Stand up paddleboarding is a relatively new way to enjoy lakes, rivers, and ponds. Along with a full body workout, you can get an up-close look at nature and wildlife while having fun on the water.
Stand up paddleboards -- or SUPs -- are similar to surf boards in shape and size. They are a bit wider and thicker to provide a stable platform to stand on. They have special paddles that have long handles to make paddling while upright easy and efficient.
While canoeing and kayaking continue to be very popular activities, stand up paddleboards offer another option a totally different experience.
Choosing the Right Gear
Even if it is your first time stand up paddleboarding, it’s easy to get started as there are only a few pieces of equipment you really need.
Stand up Paddleboard
If you are heading out for the first time, it’s probably best to rent equipment or borrow it from a friend.
Your choice of board depends on the weight and skill of the paddler, your intended use, and water conditions. Different boards are good for different uses, such as recreational paddling, racing, and even yoga.
Stand up paddleboards can launch at Pennsylvania Fish and Boat Commission lakes and access areas or state parks if they display a Fish and Boat Commission launch use permit, boat registration, or Pennsylvania state parks launch permit or mooring permit. Un-powered use launch permits are available from issuing agents and online.
A SUP paddle is similar to a canoe paddle but much longer. It also has an angled blade which increases paddling efficiency. The correct length paddle will reach up to your wrist when you stand the paddle up in front of you and raise your arm above your head.
PFD and Safety Gear
Every adventure on the water should start with a life jacket that fits snuggly and securely. There are many styles available and you should try them on to find one that is right for you. You should carry a whistle to warn other boaters or get someone’s attention in case of an emergency.
Always dress for the weather on the water, not on shore. In the summer, most will choose to wear a combination of a swimsuit, board shorts, and a short- or long-sleeved shirt for sun protection.
In case you fall off, a leash tethers your stand up paddleboard to you. There are leashes designed specifically for different conditions.
Paddleboarding in State Parks
With more than 40 lakes to explore, state parks are a great place to learn how to stand up paddleboard.

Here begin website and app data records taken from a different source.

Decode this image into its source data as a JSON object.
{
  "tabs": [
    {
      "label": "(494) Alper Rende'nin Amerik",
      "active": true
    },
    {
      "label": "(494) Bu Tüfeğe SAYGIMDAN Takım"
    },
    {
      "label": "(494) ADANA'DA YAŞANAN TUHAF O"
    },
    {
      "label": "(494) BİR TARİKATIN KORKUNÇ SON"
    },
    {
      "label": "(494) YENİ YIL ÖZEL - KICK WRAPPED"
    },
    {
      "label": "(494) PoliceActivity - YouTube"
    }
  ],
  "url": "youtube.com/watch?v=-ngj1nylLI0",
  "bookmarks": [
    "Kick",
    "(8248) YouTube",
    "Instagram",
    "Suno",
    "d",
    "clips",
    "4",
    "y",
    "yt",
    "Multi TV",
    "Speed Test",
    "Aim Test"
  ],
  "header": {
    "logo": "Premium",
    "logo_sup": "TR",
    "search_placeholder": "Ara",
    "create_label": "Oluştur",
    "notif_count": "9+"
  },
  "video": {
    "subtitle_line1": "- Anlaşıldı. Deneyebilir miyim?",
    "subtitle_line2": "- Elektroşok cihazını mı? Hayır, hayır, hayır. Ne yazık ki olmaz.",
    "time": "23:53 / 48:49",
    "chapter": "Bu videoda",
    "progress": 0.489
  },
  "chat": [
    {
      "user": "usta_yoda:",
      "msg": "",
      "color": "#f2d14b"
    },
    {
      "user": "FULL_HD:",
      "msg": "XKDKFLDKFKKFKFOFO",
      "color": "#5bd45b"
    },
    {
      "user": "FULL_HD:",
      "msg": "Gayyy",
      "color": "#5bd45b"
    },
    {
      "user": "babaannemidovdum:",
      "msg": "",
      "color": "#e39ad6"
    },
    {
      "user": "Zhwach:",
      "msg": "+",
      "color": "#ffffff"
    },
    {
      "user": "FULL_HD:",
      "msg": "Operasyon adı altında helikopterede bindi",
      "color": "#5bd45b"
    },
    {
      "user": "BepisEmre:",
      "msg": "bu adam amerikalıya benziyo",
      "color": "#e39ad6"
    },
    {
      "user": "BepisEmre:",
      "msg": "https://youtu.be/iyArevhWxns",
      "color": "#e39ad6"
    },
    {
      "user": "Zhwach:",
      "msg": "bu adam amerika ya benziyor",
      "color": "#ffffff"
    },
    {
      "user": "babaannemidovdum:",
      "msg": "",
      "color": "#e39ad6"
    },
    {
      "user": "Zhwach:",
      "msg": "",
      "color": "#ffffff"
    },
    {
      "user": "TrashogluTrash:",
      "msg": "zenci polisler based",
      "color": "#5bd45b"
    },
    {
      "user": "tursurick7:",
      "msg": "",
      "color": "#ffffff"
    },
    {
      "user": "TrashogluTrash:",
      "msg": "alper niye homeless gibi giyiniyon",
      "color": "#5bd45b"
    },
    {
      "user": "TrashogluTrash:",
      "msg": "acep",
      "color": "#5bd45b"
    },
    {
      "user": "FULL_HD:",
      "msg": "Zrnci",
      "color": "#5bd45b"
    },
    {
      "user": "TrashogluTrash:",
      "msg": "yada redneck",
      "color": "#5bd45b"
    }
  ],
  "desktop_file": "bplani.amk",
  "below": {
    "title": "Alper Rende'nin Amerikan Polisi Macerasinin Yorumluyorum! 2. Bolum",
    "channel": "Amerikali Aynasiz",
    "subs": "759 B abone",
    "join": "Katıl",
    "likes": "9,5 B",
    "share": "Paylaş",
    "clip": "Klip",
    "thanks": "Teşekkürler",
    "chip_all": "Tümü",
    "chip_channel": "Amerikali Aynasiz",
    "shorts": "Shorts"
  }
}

The mostly flat, calm water provides an ideal place for beginners to get the hang of the basics before trying out more adventurous settings.
Look for stand up paddleboarding classes on the DCNR calendar of events.
State park lakes are home to many plant and animal species, creating a scenic backdrop anytime you are on the water. Ducks, ospreys, fish, turtles, minks, and muskrats are just some of the lake residents you may encounter on your paddle.
Because of its low profile, a SUP allows the user to get more up close and personal with the surrounding aquatic landscape.
Anywhere you can launch an unpowered boat in Pennsylvania state parks or forests, you also can use SUPs, offering a wide array of opportunities.
Spending time out on the water often means dealing with lots of bright sunshine that can reflect off the water and effect you from all sides.
Protecting yourself from the sun’s UV rays is an important part of keeping cool and having a safe experience.
A long sleeved, loose fitting shirt can help keep the sun off your arms and back. A wide brimmed hat and sunglasses also are essential items to bring for many people.
You may not notice it when on the water, but paddling can work up a sweat! Stay hydrated to replenish the fluids lost from sweating.
And of course, don’t forget the sunscreen! If you do forget, you can find free sunscreen dispensers at these 21 state park beaches and pools:
- Bald Eagle
- Black Moshannon
- Canoe Creek
- Cowans Gap
- French Creek
- Gifford Pinchot
- Laurel Hill
- Little Buffalo
- Marsh Creek
- Mount Pisgah
- Pine Grove Furnace
- Poe Valley
- Presque Isle
- Ricketts Glen
Before Hitting the Water
Safety should always be the number one priority during any outdoor activity.
Having lots of fun on a paddling trip is not hard if you keep in mind some important safety tips:
- Wear your life jacket
- Expect to get wet
- Be prepared to swim -- if the water looks too hazardous to swim in, don’t go paddling
- Be prepared for the weather
- Never boat alone -- boating safety increases with numbers
- File a float plan with a reliable person, indicating where you are going and when you will return -- remember to contact the person when you have returned safely
For complete boating safety information and rules and regulations, visit the Pennsylvania Fish and Boat Commission’s website.
More information about stand up paddleboarding can be found on the American Canoe Association website.
To learn more about paddling opportunities in state parks and forests, visit DCNR’s website.